Baddie: Swamps! Never trust one.
Lesson: That tour is probably as cheap as it looks.
A few weeks ago I watched the disappointing Digging Up The Marrow directed by horror cult pseudo-legend Adam Green who is probably most famous for his Hatchet series, so I finally decided to check it out. It’s a no-holds barred sort of movie, launching in immediately with piss jokes, gay jokes, evisceration and crocodiles. It’s also pretty immediately camp-tastic, set in New Orleans bayou and city (cue Mardi Gras boobs) with a Marilyn Manson soundtrack.
Have you ever seen satirical movies like Scary Movie? The first in that series does racist/sexy humor in sort of a self-parodying way. Hatchet is more…offensive than that. Green spends a lot of time making sure that we know that pretty much everyone deserves to die, from the Asian tour guide with the affected Louisiana accent (That switches to an affected Chinese accent) to the two porn stars and their director who flash their boobs and ‘woo’ about ever 15 minutes. There’s a naive Minnesota couple and a bored black friend to console our lonely protagonist Ben and a mysterious girl to play his love interest. Naturally, they all get stranded in the bayou during a ‘haunted swamp tour’.

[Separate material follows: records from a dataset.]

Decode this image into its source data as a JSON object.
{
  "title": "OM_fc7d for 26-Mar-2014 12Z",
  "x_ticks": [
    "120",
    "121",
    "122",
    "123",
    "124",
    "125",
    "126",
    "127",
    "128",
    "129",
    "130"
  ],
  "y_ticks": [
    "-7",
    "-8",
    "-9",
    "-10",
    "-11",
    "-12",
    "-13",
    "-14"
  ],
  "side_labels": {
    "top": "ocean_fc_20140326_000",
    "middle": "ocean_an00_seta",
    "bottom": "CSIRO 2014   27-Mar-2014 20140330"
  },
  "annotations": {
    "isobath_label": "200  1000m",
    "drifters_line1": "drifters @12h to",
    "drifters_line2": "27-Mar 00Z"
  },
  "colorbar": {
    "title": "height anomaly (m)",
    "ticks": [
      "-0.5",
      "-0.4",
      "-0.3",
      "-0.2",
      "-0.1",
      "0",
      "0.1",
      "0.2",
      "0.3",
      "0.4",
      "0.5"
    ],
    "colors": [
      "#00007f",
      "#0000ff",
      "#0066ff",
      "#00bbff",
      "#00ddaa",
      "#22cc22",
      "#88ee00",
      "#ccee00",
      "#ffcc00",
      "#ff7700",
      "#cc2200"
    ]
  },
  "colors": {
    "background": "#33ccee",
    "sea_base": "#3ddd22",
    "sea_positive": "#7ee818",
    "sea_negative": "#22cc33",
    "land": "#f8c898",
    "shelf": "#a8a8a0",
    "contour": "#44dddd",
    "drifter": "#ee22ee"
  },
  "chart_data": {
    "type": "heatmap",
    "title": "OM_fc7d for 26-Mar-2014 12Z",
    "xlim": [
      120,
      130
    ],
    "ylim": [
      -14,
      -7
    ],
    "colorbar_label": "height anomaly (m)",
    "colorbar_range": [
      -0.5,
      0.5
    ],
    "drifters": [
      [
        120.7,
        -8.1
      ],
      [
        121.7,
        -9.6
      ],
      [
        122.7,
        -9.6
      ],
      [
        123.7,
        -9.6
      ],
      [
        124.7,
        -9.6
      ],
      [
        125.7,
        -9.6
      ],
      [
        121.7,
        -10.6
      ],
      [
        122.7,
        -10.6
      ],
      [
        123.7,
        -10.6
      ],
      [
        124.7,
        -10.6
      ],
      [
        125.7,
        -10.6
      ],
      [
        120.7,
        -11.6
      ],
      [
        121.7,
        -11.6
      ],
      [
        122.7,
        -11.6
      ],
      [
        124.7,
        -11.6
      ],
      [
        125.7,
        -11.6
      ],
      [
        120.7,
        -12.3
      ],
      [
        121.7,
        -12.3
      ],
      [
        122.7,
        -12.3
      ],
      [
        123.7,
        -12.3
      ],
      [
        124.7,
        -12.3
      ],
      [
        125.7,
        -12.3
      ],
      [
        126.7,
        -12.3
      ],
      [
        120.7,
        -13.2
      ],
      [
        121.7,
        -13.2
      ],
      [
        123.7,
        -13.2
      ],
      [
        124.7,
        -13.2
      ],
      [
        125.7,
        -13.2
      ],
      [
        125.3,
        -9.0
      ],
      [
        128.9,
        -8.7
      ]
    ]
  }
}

The Hatchet myth is the story of Victor Crowley, a disfigured child hidden away by his father in the swamp. One Halloween he dies after his father accidentally hatchets him to death while trying to save him from a house fire. Naturally. Now Hatchet lives to tear apart tourists in the goriest way possible.
Now, scare-wise, much like Marrow, there are some very effective jump scares. I have my pet peeves about jump scares, but honestly Green seems to use them sparingly enough that they work better than you’d think.
I would like to take this time to re-emphasize that Hatchet is unabashedly one of the most gory horror films I’ve ever seen. There is no shame, everything is on camera and the effects hold up decently well to the direct camera work. Some slasher movies give you little snippets of violence and start of cryptic and build to a gory finish, but Hatchet takes the approach of BAM MURDER half an hour of dialogue OH GOD HATCHET TO THE FACE.
Not all the humor is crass, but most of it is is. There are cute little jokes, like a ringtone cheerily chirping “I don’t wanna wait, for our lives to be over,”
All in all, Hatchet seems like the sort of movie I should have watched with a beer or two and a friend or too instead of hastily alone in my apartment with my cat. She doesn’t laugh at the same jokes as me. Potentially a fun party movie, but not as ridiculous as some others, which made it feel a little bit amateur-ish. You can, however, really tell the intent Green had, which was to make a bloody campy slasher flick, and I can see why it has some cult following status. I’ll probably get to the others in the series at some point soon, so keep an eye out.